*** Dataset content ***

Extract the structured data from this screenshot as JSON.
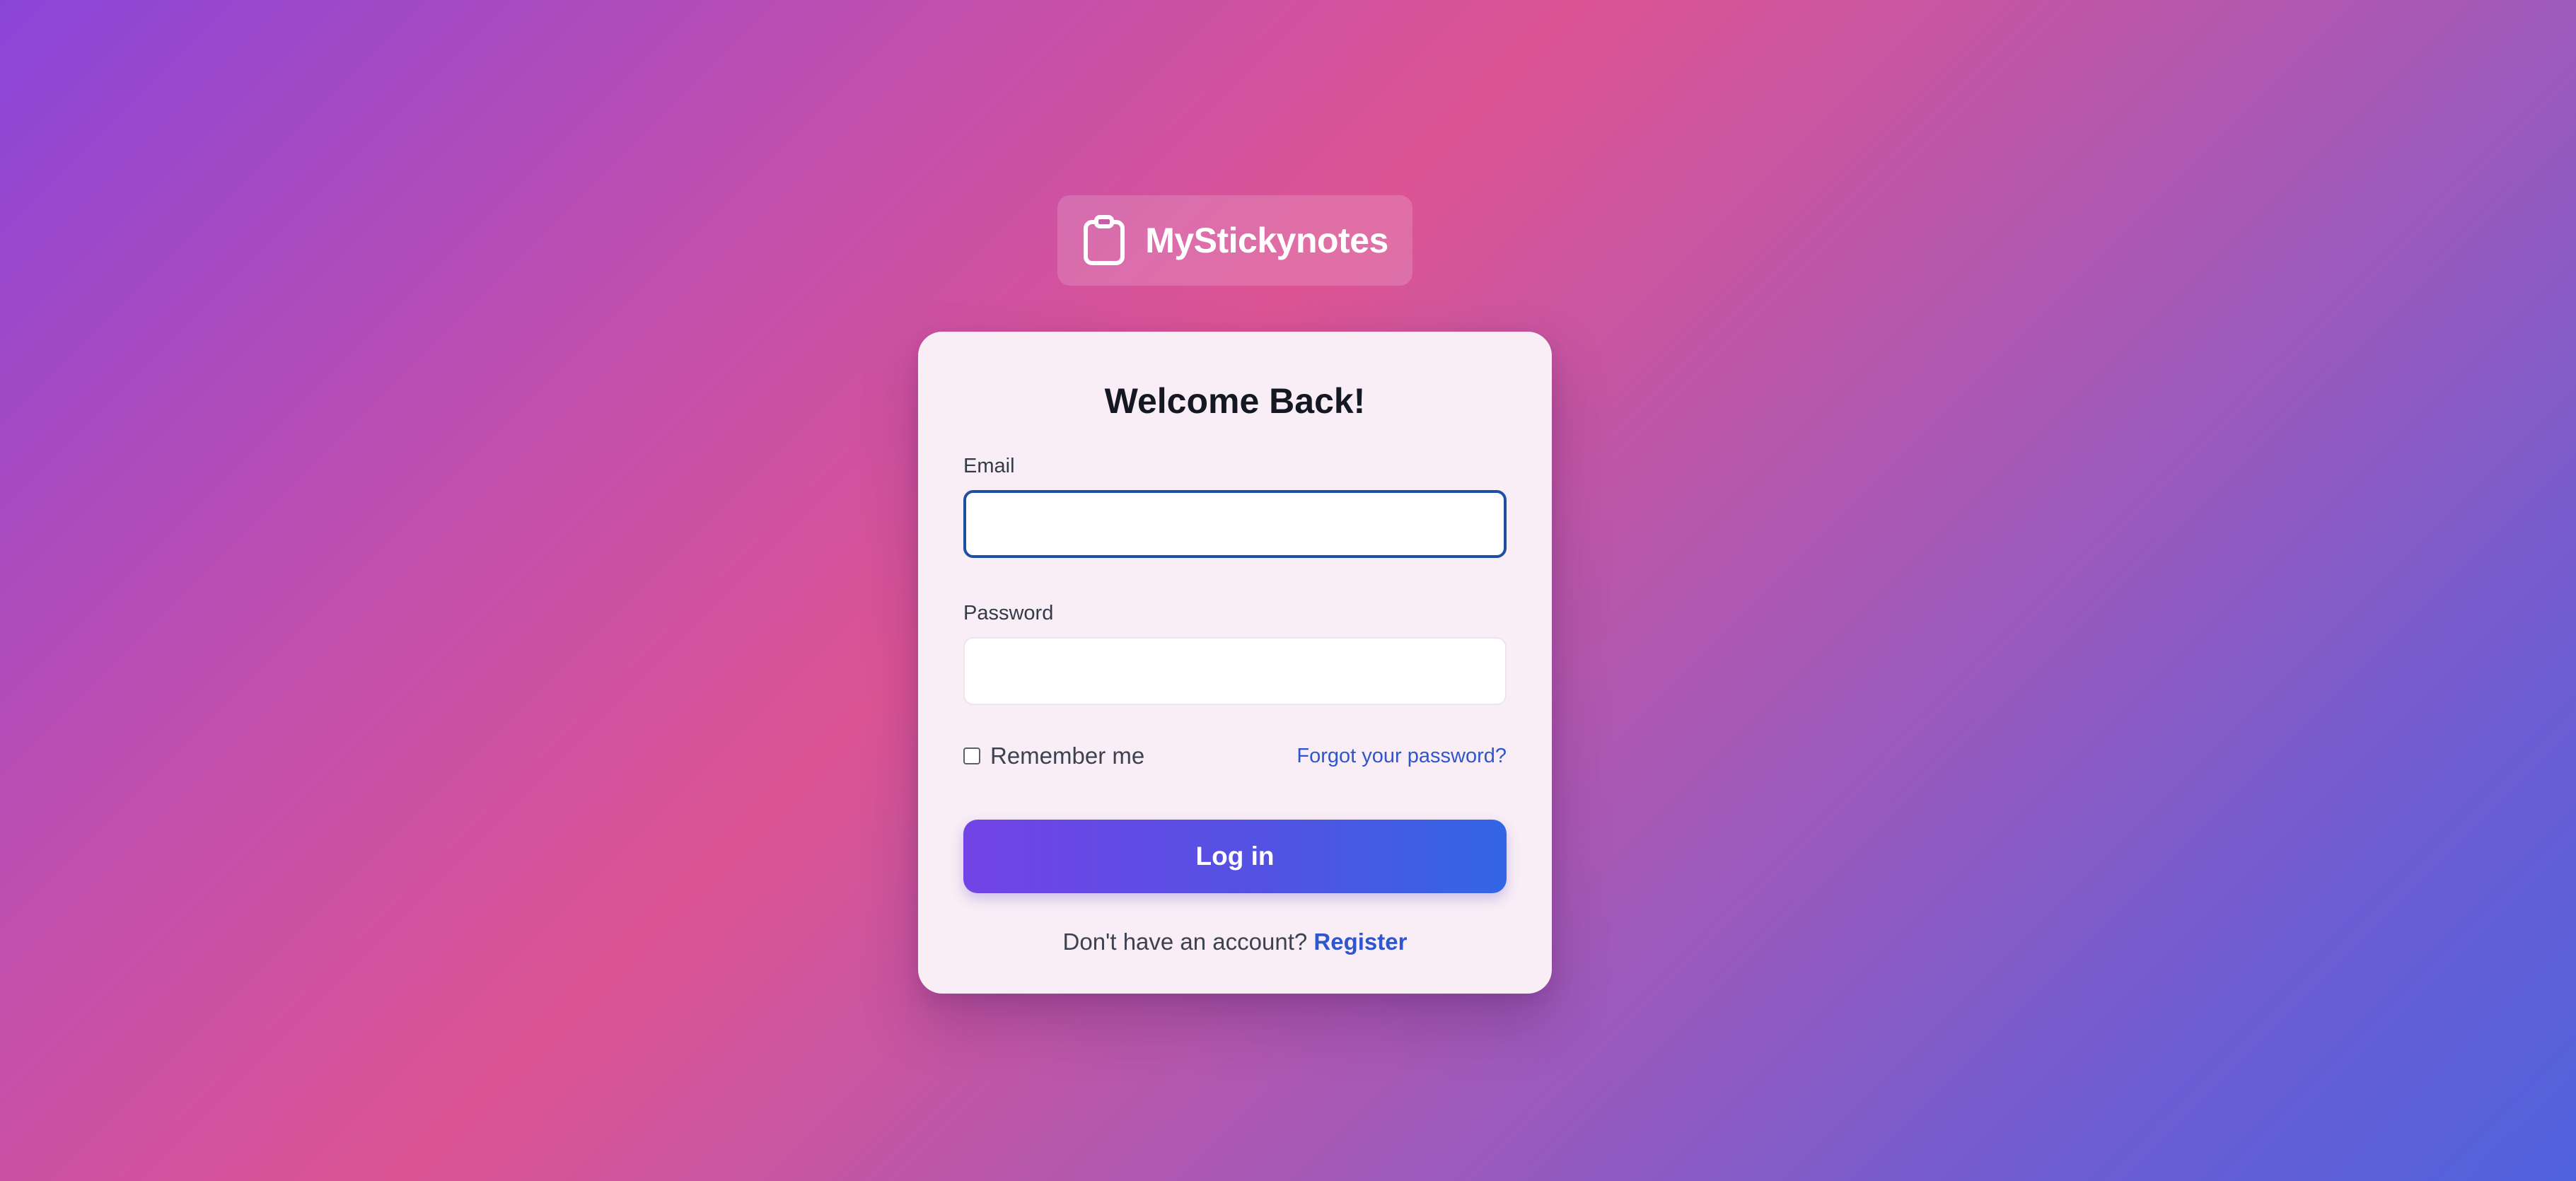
{
  "brand": {
    "name": "MyStickynotes",
    "icon": "clipboard-icon"
  },
  "login_form": {
    "title": "Welcome Back!",
    "email_label": "Email",
    "email_value": "",
    "password_label": "Password",
    "password_value": "",
    "remember_label": "Remember me",
    "remember_checked": false,
    "forgot_link": "Forgot your password?",
    "submit_label": "Log in",
    "no_account_text": "Don't have an account?",
    "register_link": "Register"
  },
  "colors": {
    "accent_link": "#2f55cf",
    "button_start": "#7343e6",
    "button_end": "#3366e4",
    "focus_ring": "#1d4fa3"
  }
}
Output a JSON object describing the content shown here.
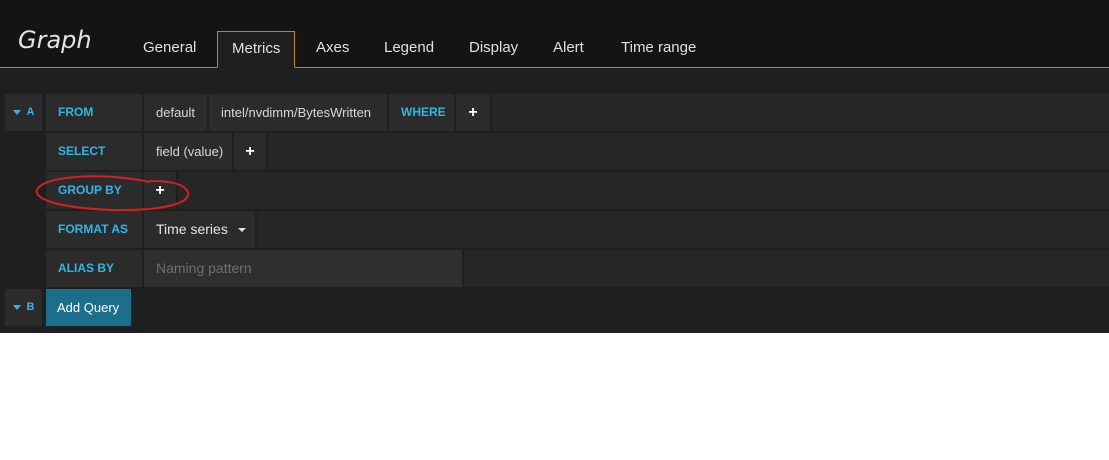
{
  "header": {
    "title": "Graph",
    "tabs": [
      {
        "label": "General"
      },
      {
        "label": "Metrics"
      },
      {
        "label": "Axes"
      },
      {
        "label": "Legend"
      },
      {
        "label": "Display"
      },
      {
        "label": "Alert"
      },
      {
        "label": "Time range"
      }
    ],
    "active_tab": "Metrics"
  },
  "query_a": {
    "ref": "A",
    "from_label": "FROM",
    "policy": "default",
    "measurement": "intel/nvdimm/BytesWritten",
    "where_label": "WHERE",
    "select_label": "SELECT",
    "select_field": "field (value)",
    "group_by_label": "GROUP BY",
    "format_as_label": "FORMAT AS",
    "format_value": "Time series",
    "alias_by_label": "ALIAS BY",
    "alias_placeholder": "Naming pattern",
    "plus": "+"
  },
  "query_b": {
    "ref": "B",
    "add_query_label": "Add Query"
  },
  "colors": {
    "accent_keyword": "#33b5e5",
    "tab_border": "#b88b2a",
    "add_query_bg": "#1b6e8c",
    "annotation": "#d42020"
  }
}
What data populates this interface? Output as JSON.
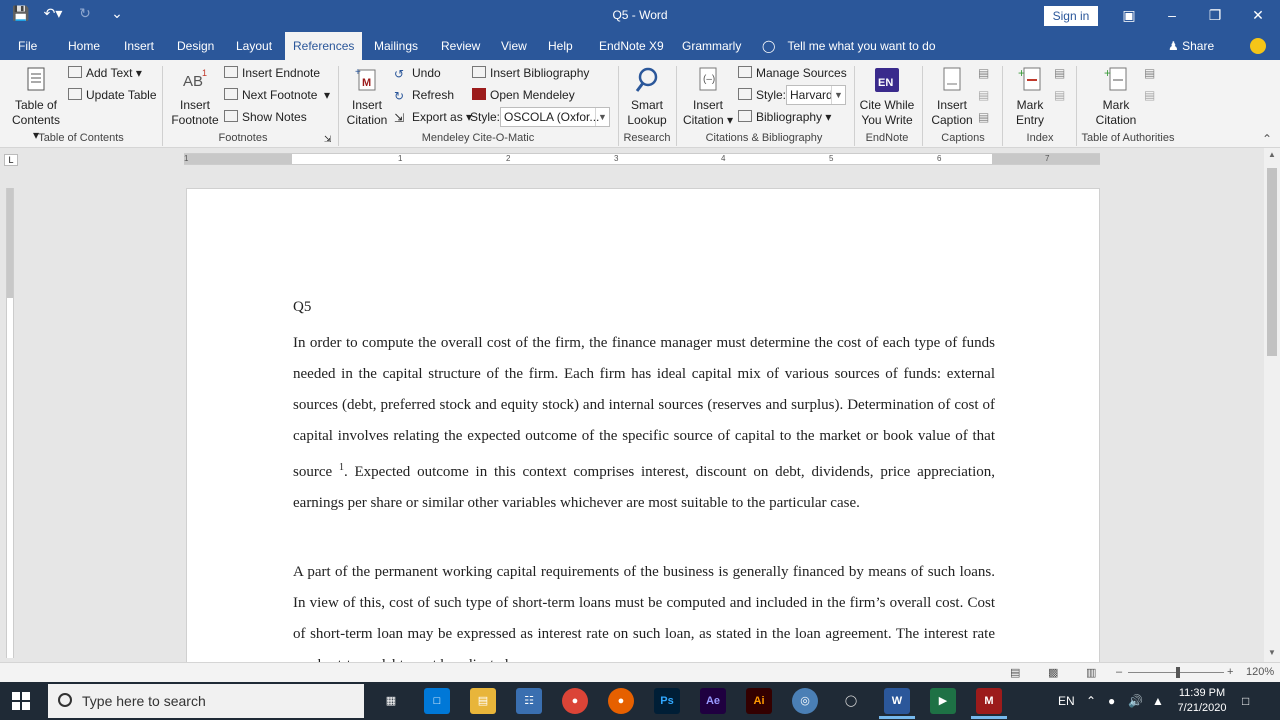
{
  "window": {
    "title": "Q5  -  Word",
    "signin_label": "Sign in"
  },
  "tabs": [
    {
      "label": "File"
    },
    {
      "label": "Home"
    },
    {
      "label": "Insert"
    },
    {
      "label": "Design"
    },
    {
      "label": "Layout"
    },
    {
      "label": "References"
    },
    {
      "label": "Mailings"
    },
    {
      "label": "Review"
    },
    {
      "label": "View"
    },
    {
      "label": "Help"
    },
    {
      "label": "EndNote X9"
    },
    {
      "label": "Grammarly"
    }
  ],
  "tell_me": "Tell me what you want to do",
  "share_label": "Share",
  "ribbon": {
    "toc": {
      "big": "Table of Contents",
      "add_text": "Add Text",
      "update_table": "Update Table",
      "group": "Table of Contents"
    },
    "footnotes": {
      "big": "Insert Footnote",
      "insert_endnote": "Insert Endnote",
      "next_footnote": "Next Footnote",
      "show_notes": "Show Notes",
      "group": "Footnotes"
    },
    "mendeley": {
      "big": "Insert Citation",
      "undo": "Undo",
      "refresh": "Refresh",
      "export_as": "Export as",
      "insert_bibliography": "Insert Bibliography",
      "open_mendeley": "Open Mendeley",
      "style_label": "Style:",
      "style_value": "OSCOLA (Oxfor...",
      "group": "Mendeley Cite-O-Matic"
    },
    "research": {
      "big": "Smart Lookup",
      "group": "Research"
    },
    "citations": {
      "big": "Insert Citation",
      "manage_sources": "Manage Sources",
      "style_label": "Style:",
      "style_value": "Harvard",
      "bibliography": "Bibliography",
      "group": "Citations & Bibliography"
    },
    "endnote": {
      "big": "Cite While You Write",
      "group": "EndNote"
    },
    "captions": {
      "big": "Insert Caption",
      "group": "Captions"
    },
    "index": {
      "big": "Mark Entry",
      "group": "Index"
    },
    "authorities": {
      "big": "Mark Citation",
      "group": "Table of Authorities"
    }
  },
  "ruler_numbers": [
    "1",
    "1",
    "2",
    "3",
    "4",
    "5",
    "6",
    "7"
  ],
  "document": {
    "heading": "Q5",
    "p1_before_sup": "In order to compute the overall cost of the firm, the finance manager must determine the cost of each type of funds needed in the capital structure of the firm. Each firm has ideal capital mix of various sources of funds: external sources (debt, preferred stock and equity stock) and internal sources (reserves and surplus). Determination of cost of capital involves relating the expected outcome of the specific source of capital to the market or book value of that source ",
    "p1_sup": "1",
    "p1_after_sup": ". Expected outcome in this context comprises interest, discount on debt, dividends, price appreciation, earnings per share or similar other variables whichever are most suitable to the particular case.",
    "p2": "A part of the permanent working capital requirements of the business is generally financed by means of such loans. In view of this, cost of such type of short-term loans must be computed and included in the firm’s overall cost. Cost of short-term loan may be expressed as interest rate on such loan, as stated in the loan agreement. The interest rate on short-term debt must be adjusted"
  },
  "status": {
    "zoom": "120%"
  },
  "taskbar": {
    "search_placeholder": "Type here to search",
    "lang": "EN",
    "time": "11:39 PM",
    "date": "7/21/2020"
  },
  "colors": {
    "word_blue": "#2b579a",
    "taskbar": "#1f2a36"
  }
}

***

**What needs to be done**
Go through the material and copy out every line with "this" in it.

**Completed task**
Extract the structured data from this screenshot as JSON.
What data populates this interface? Output as JSON.
    "p1_after_sup": ". Expected outcome in this context comprises interest, discount on debt, dividends, price appreciation, earnings per share or similar other variables whichever are most suitable to the particular case.",
    "p2": "A part of the permanent working capital requirements of the business is generally financed by means of such loans. In view of this, cost of such type of short-term loans must be computed and included in the firm’s overall cost. Cost of short-term loan may be expressed as interest rate on such loan, as stated in the loan agreement. The interest rate on short-term debt must be adjusted"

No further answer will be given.